JEREMY CORDEAUX: Phoenixing – it’s a lovely word, isn’t it? Phoenixing, phoenixing, phoenixing. Phoenixing companies. I was talking about it at the beginning of the program – it’s about stripping the assets of a company, going bankrupt, scamming all the creditors – including the ATO – then starting up the company again, down the road maybe or maybe in the same place, I don’t know, and doing it all over again. It’s just too easy and too attractive and it shouldn’t, somebody should’ve done something about this a long time ago.
Somebody who feels very strongly about it is Dr Andrew Leigh. He’s the Shadow Assistant Treasurer and he’s got a whole pile of other things he’s responsible for. I personally think he should be the leader of the opposition, but that’s just me. How are you, Dr?
ANDREW LEIGH, SHADOW ASSISTANT TREASURER: Very well, though I have to disagree of course Jeremy – I think Bill is doing a fantastic job as our leader.
CORDEAUX: Well, you would say that. I just think you can run rings around just about everybody in parliament, frankly, but anyway.
LEIGH: Very kind of you.
CORDEAUX: That’s just me. Now, this phoenixing thing – how come this has been allowed for so long?
LEIGH: Well, beats me. I mean, phoenix operators are ripping off taxpayers, ripping off workers and most of all they’re ripping off decent small business owners. There was a bloke called Daniel O’Connell, a plumber in regional Victoria who lost $200,000 to a phoenix operator called Global Contracting, who left him and another 300 creditors out of pocket when they took the money and moved it to a different company.
There’s a team of experts at Melbourne University and Monash who have been working on phoenix policy for the last three years and have come up with a bunch of sensible recommendations, including the straightforward idea that we should have a director identification number, so directors can’t pretend to be a different person when they get shut down and then want to go back into business.
CORDEAUX: No, I couldn’t agree more. It’s such a simple way of handing it. If you’re the director of a company - and it’s very easy to set up a company and it’s very easy to become a director – it should be that there is some sort of accountability or tracking mechanism.

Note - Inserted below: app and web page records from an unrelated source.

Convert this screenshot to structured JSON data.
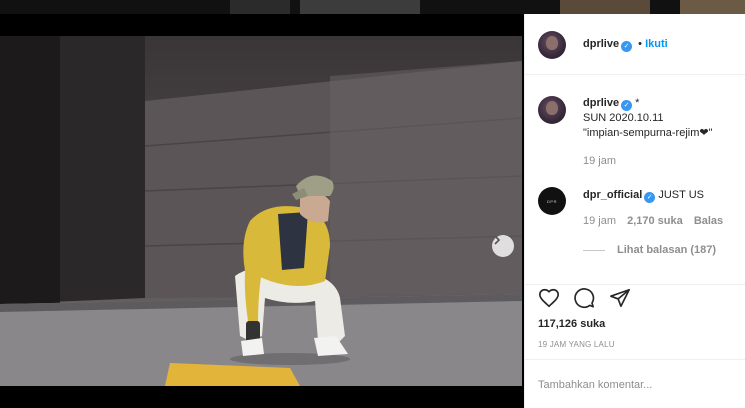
{
  "post": {
    "author": "dprlive",
    "follow_separator": "•",
    "follow_label": "Ikuti",
    "caption_user": "dprlive",
    "caption_star": "*",
    "caption_line1": "SUN 2020.10.11",
    "caption_line2": "\"impian-sempurna-rejim❤\"",
    "caption_time": "19 jam",
    "avatar_icon": "profile-photo",
    "next_icon": "chevron-right-icon"
  },
  "comment": {
    "user": "dpr_official",
    "avatar_text": "DPR",
    "text": "JUST US",
    "time": "19 jam",
    "likes": "2,170 suka",
    "reply_label": "Balas",
    "view_replies": "Lihat balasan (187)"
  },
  "actions": {
    "like_icon": "heart-outline-icon",
    "comment_icon": "speech-bubble-icon",
    "share_icon": "paper-plane-icon",
    "likes_count": "117,126 suka",
    "timestamp": "19 JAM YANG LALU"
  },
  "add_comment": {
    "placeholder": "Tambahkan komentar..."
  },
  "carousel": {
    "total": 2,
    "current": 1
  },
  "colors": {
    "accent": "#0095f6",
    "verified": "#3897f0",
    "text": "#262626",
    "muted": "#8e8e8e"
  }
}
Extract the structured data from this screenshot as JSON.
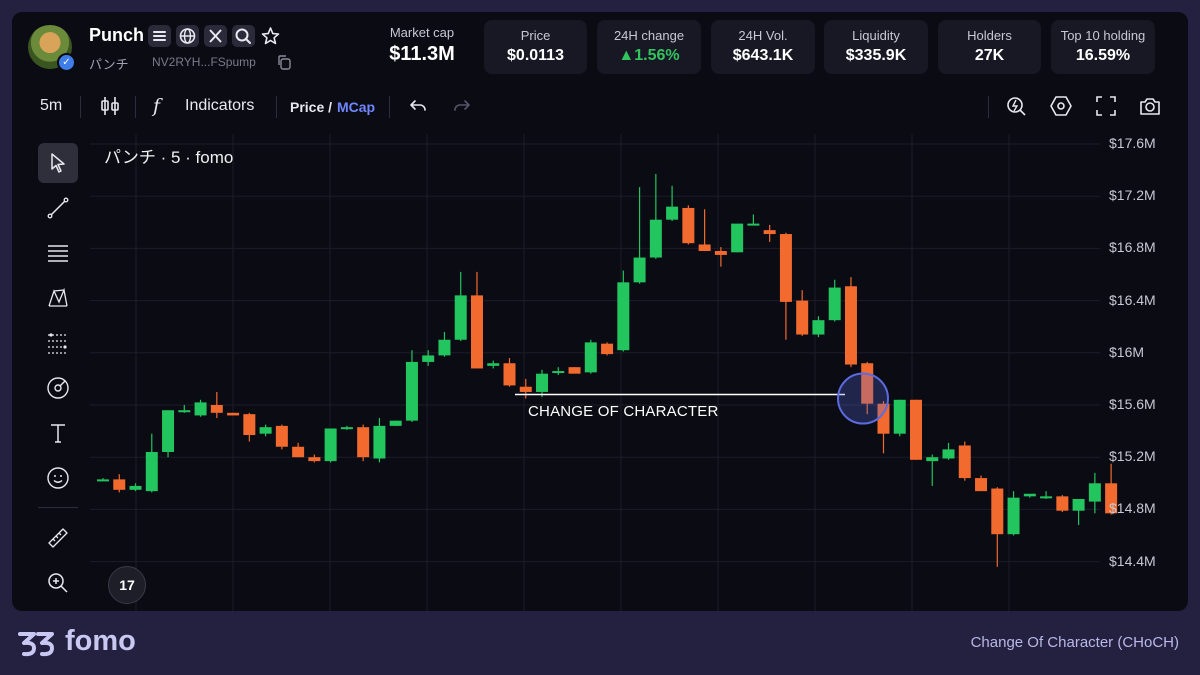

LEIGH: And the strange thing, Jeremy, is that it’s easier at the moment to become a director than to open a bank account. We’ve had praise for our proposal today coming not only from the ACTU, but also from former ACT Liberal leader Kate Carnell. We’ve had the Australian Institute of Company Directors saying that they support a director identification number.
CORDEAUX: What do the Liberals say?
LEIGH: Well, they say they’re looking into it, but they’ve been dragging their heels on this one and meanwhile honest businesses are getting ripped off. Phoenix operators are able to run rampant in the economy, particularly in areas like construction and labour hire and they’re giving good directors a bad name and they’re ripping off honest workers.
CORDEAUX: The areas that sort of get feedback on are car, people in the car business, the car industry, the cleaning contractors, the building industry is almost infamous for this type of thing.
LEIGH: That’s right. We all know the myth of a phoenix, a bird that’s magically reborn from its ashes. But there’s nothing magical about these phoenix operators. They’re the lowest of the low because they they’re taking advantage of people’s trust and then leaving others out of pocket to pick up the pieces. Trying to take the assets, strip them out of one company and put them in the next one. We might not be able to eliminate all phoenixing, but straightforward measures such as raising the penalties, getting the standard of proof right and getting the director identification number will make a big difference.
CORDEAUX: Yes, that should just whiz though, for god’s sake. Everybody should be favour of that unless you’re a crook.
LEIGH: I certainly hope it will. We’re encouraging the government to take this up and frankly the thing about politics Jeremy is that we don’t mind who takes the credit, so long as the change gets done. So long as we can get this important change in place and protect people like Daniel O’Connell.Read more